◆ DATA TO USE ◆
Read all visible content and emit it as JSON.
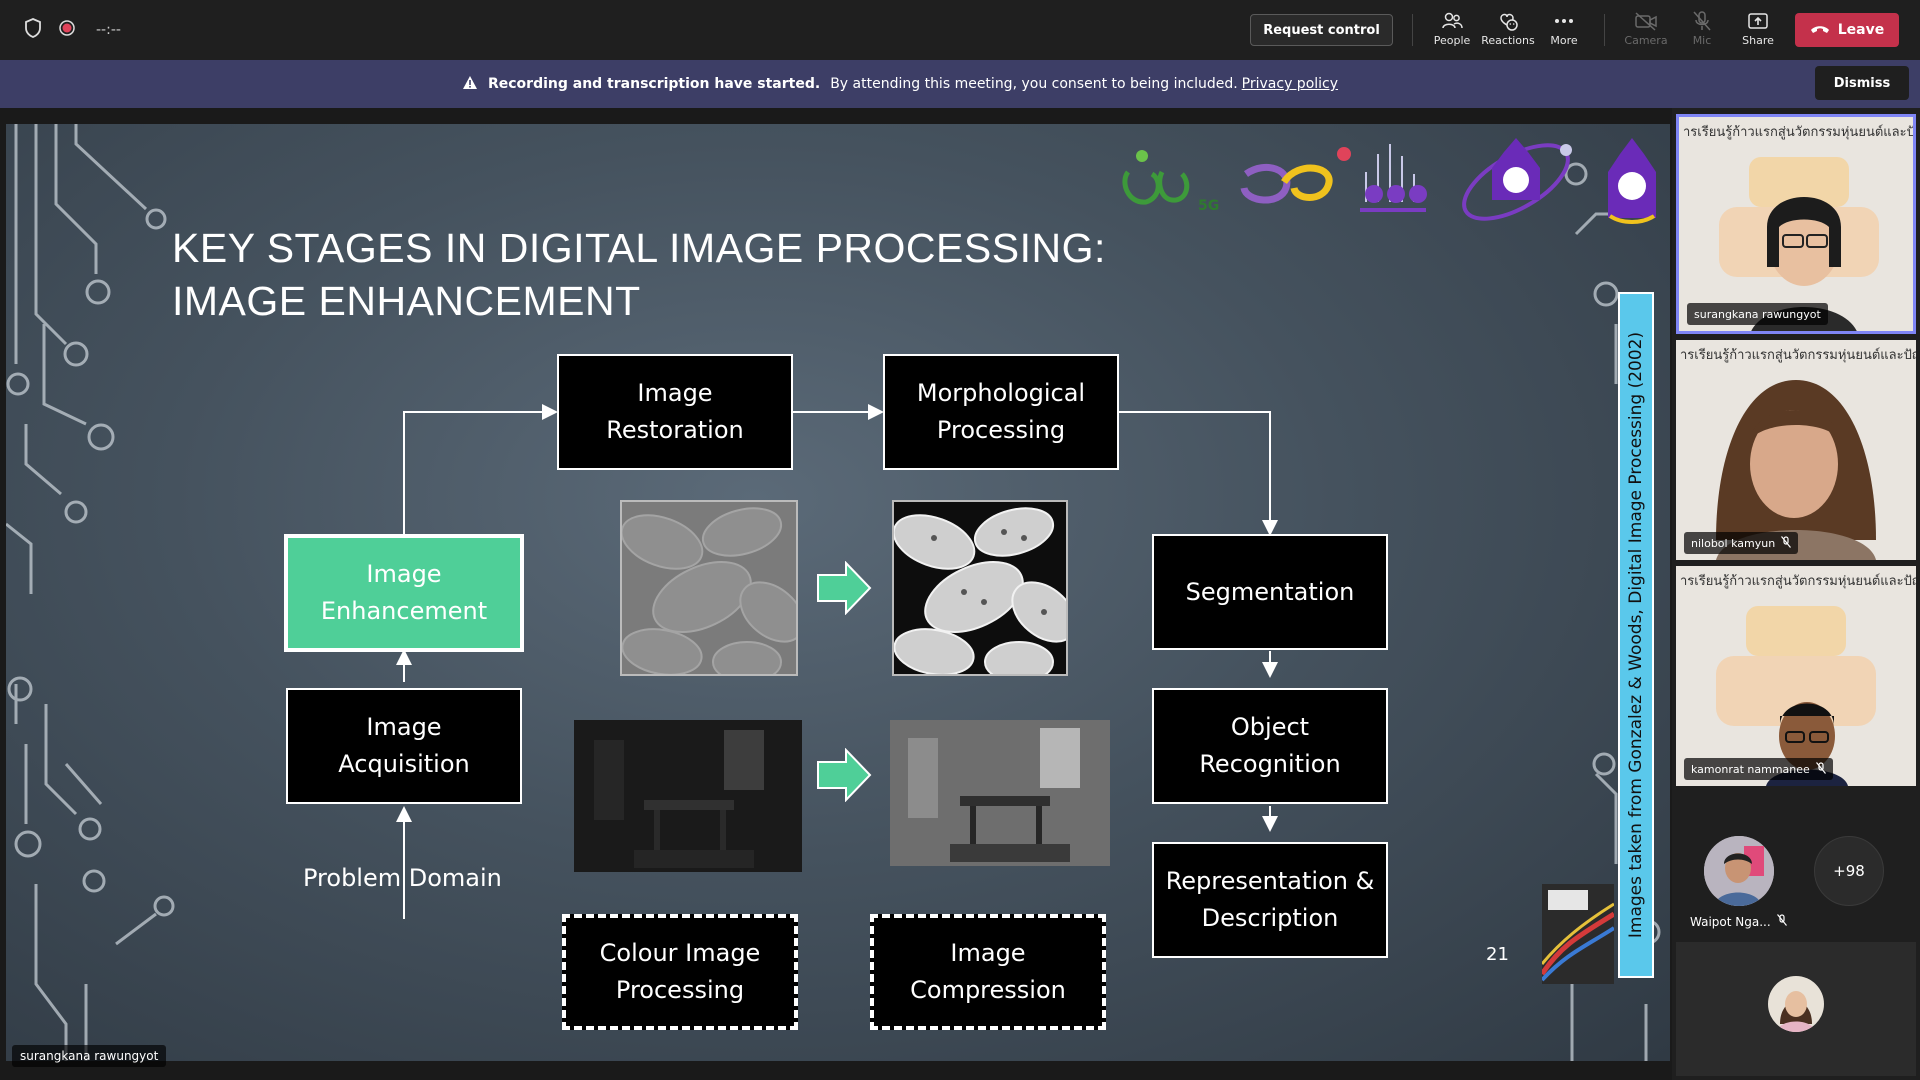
{
  "topbar": {
    "timer": "--:--",
    "request_control": "Request control",
    "items": [
      {
        "label": "People",
        "icon": "people-icon"
      },
      {
        "label": "Reactions",
        "icon": "reactions-icon"
      },
      {
        "label": "More",
        "icon": "more-icon"
      },
      {
        "label": "Camera",
        "icon": "camera-off-icon"
      },
      {
        "label": "Mic",
        "icon": "mic-off-icon"
      },
      {
        "label": "Share",
        "icon": "share-icon"
      }
    ],
    "leave": "Leave",
    "leave_color": "#c4314b"
  },
  "banner": {
    "bold": "Recording and transcription have started.",
    "text": "By attending this meeting, you consent to being included.",
    "link": "Privacy policy",
    "dismiss": "Dismiss",
    "color": "#3d3e66"
  },
  "slide": {
    "title_line1": "KEY STAGES IN DIGITAL IMAGE PROCESSING:",
    "title_line2": "IMAGE ENHANCEMENT",
    "boxes": {
      "restoration": "Image\nRestoration",
      "morphological": "Morphological\nProcessing",
      "enhancement": "Image\nEnhancement",
      "acquisition": "Image\nAcquisition",
      "segmentation": "Segmentation",
      "recognition": "Object\nRecognition",
      "representation": "Representation &\nDescription",
      "colour": "Colour Image\nProcessing",
      "compression": "Image\nCompression"
    },
    "problem_domain": "Problem Domain",
    "page_number": "21",
    "credit": "Images taken from Gonzalez & Woods, Digital Image Processing (2002)",
    "highlight_color": "#4fcf98",
    "presenter": "surangkana rawungyot"
  },
  "participants": {
    "tiles": [
      {
        "name": "surangkana rawungyot",
        "header": "ารเรียนรู้ก้าวแรกสู่นวัตกรรมหุ่นยนต์และปัญญ",
        "muted": false
      },
      {
        "name": "nilobol kamyun",
        "header": "ารเรียนรู้ก้าวแรกสู่นวัตกรรมหุ่นยนต์และปัญญ",
        "muted": true
      },
      {
        "name": "kamonrat nammanee",
        "header": "ารเรียนรู้ก้าวแรกสู่นวัตกรรมหุ่นยนต์และปัญญ",
        "muted": true
      }
    ],
    "avatar_name": "Waipot Nga...",
    "more_count": "+98"
  }
}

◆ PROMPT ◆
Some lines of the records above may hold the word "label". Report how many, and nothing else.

◆ RESULT OF THE TASK ◆
6